Project Utopia to break stereotypes about naval architecture

Project Utopia by “Yacht Island Design” & BMT Nigel Gee– A Magnificent Luxury Island Yacht
Project Utopia, an avant-garde vision of a future concept breaks the traditional naval architectural mould which the market has come to expect and offers a truly unique outlook free from any conventional design constraints.

Measuring 100m in length and breadth, and spanning over 11 decks with the equivalent volume of a present day luxury cruise liner, there is enough space to create an entire micronation. The Utopia project design is based on a four legged platform employing the same principals of any small waterplane area design for minimum motions in even the most extreme sea conditions. Each leg supports a fully azimuthing thruster and with four such units, the design can redeploy between desired locations at slow speeds. A large central structure bisects the water surface acting as the conduit for the mooring system which is a critical element of the design, as well as housing a wet dock for access by tenders. In addition to tender access the design features multiple helicopter pads.

James Roy, Yacht Design Director at BMT Nigel Gee explains: “Visions of the future are often constrained by familiarity with the present or reflection on the past.  Much is made in today’s design community of starting with a blank sheet of paper yet many, if not all yacht concepts revert back to the traditional form – the perception that a yacht should be a form of transport becomes an immediate constraint. Utopia is not an object to travel in, it is a place to be, an island established for anyone who has the vision to create such a place.”
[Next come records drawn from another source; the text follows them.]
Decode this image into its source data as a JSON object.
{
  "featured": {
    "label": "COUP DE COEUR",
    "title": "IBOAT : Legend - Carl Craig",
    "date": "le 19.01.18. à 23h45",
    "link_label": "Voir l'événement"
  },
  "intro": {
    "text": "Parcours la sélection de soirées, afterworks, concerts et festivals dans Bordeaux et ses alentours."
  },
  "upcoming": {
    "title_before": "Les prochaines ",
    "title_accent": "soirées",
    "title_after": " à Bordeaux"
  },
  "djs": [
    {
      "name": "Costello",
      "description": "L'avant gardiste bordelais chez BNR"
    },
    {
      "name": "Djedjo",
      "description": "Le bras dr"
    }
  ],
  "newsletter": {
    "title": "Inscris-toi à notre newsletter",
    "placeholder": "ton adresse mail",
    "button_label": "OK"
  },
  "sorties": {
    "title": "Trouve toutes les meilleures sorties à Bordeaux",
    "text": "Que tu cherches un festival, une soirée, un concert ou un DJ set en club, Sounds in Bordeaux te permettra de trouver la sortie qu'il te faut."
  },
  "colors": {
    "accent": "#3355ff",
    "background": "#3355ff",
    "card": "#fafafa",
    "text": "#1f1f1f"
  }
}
James Roy concludes: “Pioneering design ideas such as Utopia are exactly the types of projects that our team excel in.  Our forward thinking approach and unrivalled state of the art engineering experience allows us to work closely with designers, stylists and shipyards, to bring these ideas to life and lead the market into the next generation of naval architecture.”